= Work required =
The entries that follow need to be retyped verbatim.

Exercise data START

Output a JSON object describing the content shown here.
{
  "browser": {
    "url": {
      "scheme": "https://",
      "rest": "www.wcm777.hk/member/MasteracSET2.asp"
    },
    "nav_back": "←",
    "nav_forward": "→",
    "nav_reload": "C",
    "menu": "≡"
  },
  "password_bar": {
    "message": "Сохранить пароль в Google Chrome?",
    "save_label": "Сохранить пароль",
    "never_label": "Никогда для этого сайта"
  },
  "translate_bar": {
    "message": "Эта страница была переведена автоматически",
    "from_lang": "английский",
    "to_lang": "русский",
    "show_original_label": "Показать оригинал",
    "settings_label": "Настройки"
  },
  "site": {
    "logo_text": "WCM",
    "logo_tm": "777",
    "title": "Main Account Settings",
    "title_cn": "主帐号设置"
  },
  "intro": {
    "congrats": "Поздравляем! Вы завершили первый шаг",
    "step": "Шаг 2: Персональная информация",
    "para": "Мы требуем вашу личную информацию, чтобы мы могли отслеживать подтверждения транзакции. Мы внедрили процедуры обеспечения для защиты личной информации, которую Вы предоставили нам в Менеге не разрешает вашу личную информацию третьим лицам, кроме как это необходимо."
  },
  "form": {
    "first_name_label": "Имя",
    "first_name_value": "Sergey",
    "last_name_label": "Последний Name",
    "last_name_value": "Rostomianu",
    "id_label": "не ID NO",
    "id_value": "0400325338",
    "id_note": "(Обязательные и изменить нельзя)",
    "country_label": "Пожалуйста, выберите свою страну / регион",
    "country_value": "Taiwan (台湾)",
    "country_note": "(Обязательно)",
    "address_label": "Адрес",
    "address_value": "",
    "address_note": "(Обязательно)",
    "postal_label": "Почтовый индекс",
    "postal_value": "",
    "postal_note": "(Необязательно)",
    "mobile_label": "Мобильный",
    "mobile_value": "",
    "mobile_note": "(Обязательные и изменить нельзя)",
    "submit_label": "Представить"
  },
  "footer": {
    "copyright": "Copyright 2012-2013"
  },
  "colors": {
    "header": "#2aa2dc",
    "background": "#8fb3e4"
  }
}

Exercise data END

= Solution for this task =
Output a JSON object describing the content shown here.
{
  "browser": {
    "url": {
      "scheme": "https://",
      "rest": "www.wcm777.hk/member/MasteracSET2.asp"
    },
    "nav_back": "←",
    "nav_forward": "→",
    "nav_reload": "C",
    "menu": "≡"
  },
  "password_bar": {
    "message": "Сохранить пароль в Google Chrome?",
    "save_label": "Сохранить пароль",
    "never_label": "Никогда для этого сайта"
  },
  "translate_bar": {
    "message": "Эта страница была переведена автоматически",
    "from_lang": "английский",
    "to_lang": "русский",
    "show_original_label": "Показать оригинал",
    "settings_label": "Настройки"
  },
  "site": {
    "logo_text": "WCM",
    "logo_tm": "777",
    "title": "Main Account Settings",
    "title_cn": "主帐号设置"
  },
  "intro": {
    "congrats": "Поздравляем! Вы завершили первый шаг",
    "step": "Шаг 2: Персональная информация",
    "para": "Мы требуем вашу личную информацию, чтобы мы могли отслеживать подтверждения транзакции. Мы внедрили процедуры обеспечения для защиты личной информации, которую Вы предоставили нам в Менеге не разрешает вашу личную информацию третьим лицам, кроме как это необходимо."
  },
  "form": {
    "first_name_label": "Имя",
    "first_name_value": "Sergey",
    "last_name_label": "Последний Name",
    "last_name_value": "Rostomianu",
    "id_label": "не ID NO",
    "id_value": "0400325338",
    "id_note": "(Обязательные и изменить нельзя)",
    "country_label": "Пожалуйста, выберите свою страну / регион",
    "country_value": "Taiwan (台湾)",
    "country_note": "(Обязательно)",
    "address_label": "Адрес",
    "address_value": "",
    "address_note": "(Обязательно)",
    "postal_label": "Почтовый индекс",
    "postal_value": "",
    "postal_note": "(Необязательно)",
    "mobile_label": "Мобильный",
    "mobile_value": "",
    "mobile_note": "(Обязательные и изменить нельзя)",
    "submit_label": "Представить"
  },
  "footer": {
    "copyright": "Copyright 2012-2013"
  },
  "colors": {
    "header": "#2aa2dc",
    "background": "#8fb3e4"
  }
}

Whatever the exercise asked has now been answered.